But they faced all the problems arising from the fact that their movement developed before a generalised, mass struggle of the US working class. They were not able, in the short period of their mass influence, to fully work out how their goals could be achieved.
The urbanisation that had accompanied the post-war boom led to a mass migration of black workers to the northern industrial cities. They arrived to find themselves living in ghettoes, in direst poverty.
In many areas, a majority were unemployed. Nonetheless, black workers formed a significant part of the workforce and, because of its role in production, the industrial working class in particular has a key role to play in transforming society.
Black workers had been to the fore of the best traditions of the US working class. Prior to the war, many blacks had been influenced by the major trade union struggles of the 1920s and 1930s, especially the massive wave of strikes that broke out in 1934, including sit-down action and city-wide general strikes.
With a correct orientation, the potential undoubtedly existed for the Panthers to win the support of significant sections of the working class, including a layer of white workers.
Of course, all kinds of racist prejudices existed, and had to be combated, among sections of white workers, including those in the trade unions. However, the end of the post-war upswing was leading to increased unemployment and the greater intensification of labour for all sections of workers.
While the black working class was the most combative, having faced far worse conditions, the white working class was also beginning to be radicalised.
The Panthers’ main orientation, however, was not towards the organised black working class. They did organise ‘caucuses’ within the trade unions. This was a correct conception but, in reality, union work was a very small part of what the Panthers did. They consciously orientated primarily towards the most downtrodden, unemployed sections of the black community.
It is correct that these most desperate sections of society are capable of incredible sacrifice for the struggle and, as the Panthers argued, that it is important to win these most oppressed sections to a revolutionary party. This was particularly the case given the horrendous social conditions most black Americans were forced to live in.

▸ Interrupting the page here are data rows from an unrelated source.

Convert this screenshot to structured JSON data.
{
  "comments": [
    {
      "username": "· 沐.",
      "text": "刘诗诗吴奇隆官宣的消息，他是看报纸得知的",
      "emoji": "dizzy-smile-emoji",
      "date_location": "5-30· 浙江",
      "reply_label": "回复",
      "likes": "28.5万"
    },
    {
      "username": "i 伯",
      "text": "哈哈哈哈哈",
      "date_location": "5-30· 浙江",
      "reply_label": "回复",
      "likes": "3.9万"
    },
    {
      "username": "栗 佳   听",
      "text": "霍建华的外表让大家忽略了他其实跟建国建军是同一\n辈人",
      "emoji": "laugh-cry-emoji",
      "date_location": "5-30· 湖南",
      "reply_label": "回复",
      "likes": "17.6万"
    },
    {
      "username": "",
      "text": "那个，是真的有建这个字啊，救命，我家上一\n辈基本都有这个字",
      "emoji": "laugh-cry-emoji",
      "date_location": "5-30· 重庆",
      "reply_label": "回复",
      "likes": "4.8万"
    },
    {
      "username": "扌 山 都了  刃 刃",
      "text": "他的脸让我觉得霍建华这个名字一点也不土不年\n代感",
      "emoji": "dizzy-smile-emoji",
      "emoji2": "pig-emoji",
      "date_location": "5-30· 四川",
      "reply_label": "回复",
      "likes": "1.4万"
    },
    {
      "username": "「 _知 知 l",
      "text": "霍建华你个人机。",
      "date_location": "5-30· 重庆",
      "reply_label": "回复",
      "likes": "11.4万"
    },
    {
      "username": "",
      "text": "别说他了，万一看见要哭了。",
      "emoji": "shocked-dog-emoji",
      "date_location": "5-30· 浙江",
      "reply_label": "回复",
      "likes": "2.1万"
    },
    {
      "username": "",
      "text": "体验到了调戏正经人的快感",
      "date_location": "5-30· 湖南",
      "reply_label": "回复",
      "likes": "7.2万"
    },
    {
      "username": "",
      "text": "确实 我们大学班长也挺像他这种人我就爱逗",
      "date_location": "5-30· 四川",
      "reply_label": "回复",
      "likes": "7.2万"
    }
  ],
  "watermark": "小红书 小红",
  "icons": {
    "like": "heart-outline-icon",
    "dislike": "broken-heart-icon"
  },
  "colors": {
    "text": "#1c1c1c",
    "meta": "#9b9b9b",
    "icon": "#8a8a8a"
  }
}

But the lack of a base among the organised working class was one element that increased the tendency towards an authoritarian regime in the Panthers.
It also added to the tendency, which always existed to some extent, to try and take short cuts by substituting themselves for the mass with courageous acts, such as the armed demonstration at the California state parliament.
The difficulties of the Panthers led some, particularly those around Eldridge Cleaver, to turn to the dead-end road of terrorism, although Newton and others attempted, albeit unsuccessfully, to reorientate the Panthers.
Later, Newton reflected on their mistakes: “We were looked upon as an ad-hoc military group, operating outside the community fabric and too radical to be part of it. We saw ourselves as the revolutionary vanguard and did not fully understand that only the people can create the revolution. And hence the people ‘did not follow our lead in picking up the gun’.”
The existence of the Black Panthers, despite their limitations, showed in practice how consciousness develops as a result of struggle against the brutal realities of capitalism.
It remains a tragedy that no rounded-out Marxist party existed which could have offered the Panthers, and the hundreds of thousands who were touched by them, a way forward.
Notwithstanding the limitations of the Panthers, they show the determination of the advanced layer of thinking workers, once they are engaged in struggle, to find a route to genuine socialism.
Just as Newton and Seale stood on the shoulders of Malcolm X, the new generation of black workers and youth can take all the great strengths of the Panthers and build on them to create a party capable of ending capitalism and racism through the socialist transformation of society.